Earlier this year WeWork revealed that its chief architect, Bjarke Ingels, would lead the restoration and preservation efforts at the landmarked Lord & Taylor building, as the shared workspace company plans its move into the 11-story Fifth Avenue icon. Last week, Ingels’ team presented the first set of designs to the local community board as part of a city review process concerning landmarked buildings. Thanks to that, we now have our first look at what that restoration and preservation work will entail.
Some of the highlights of this design proposal are as follows: the basement, first and second floors of the building will be preserved as retail and be open to the public during business hours; the retail bay windows will be expanded to their original size; the Fifth Ave. entryway will be expanded to make it wheelchair accessible; the original Lord & Taylor emblems on the Fifth Ave. entrance will be preserved; and the balconies on the sixth floor will be restored as will the rooftop courtyard.
Lord & Taylor’s flagship Fifth Avenue store is currently in the midst of a store-closing sale and will shutter for good early next year. It will however continue to operate out of its 45 other locations.
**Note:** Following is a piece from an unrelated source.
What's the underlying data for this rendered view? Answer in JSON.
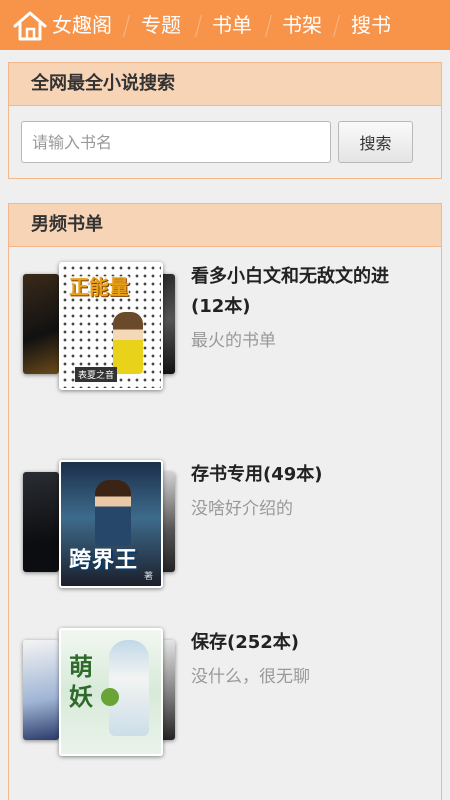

It was initially reported that a luxury residential and office tower might rise above the Fifth Avenue building, but then Lord & Taylor’s parent company, Hudson Bay, decided to sell the building to WeWork for $850 million last year. While the lower floors of the building will remain retail spaces, everything above will be taken up by WeWork. The company will have to get approval from the city’s Landmarks Preservation Commission before moving forward.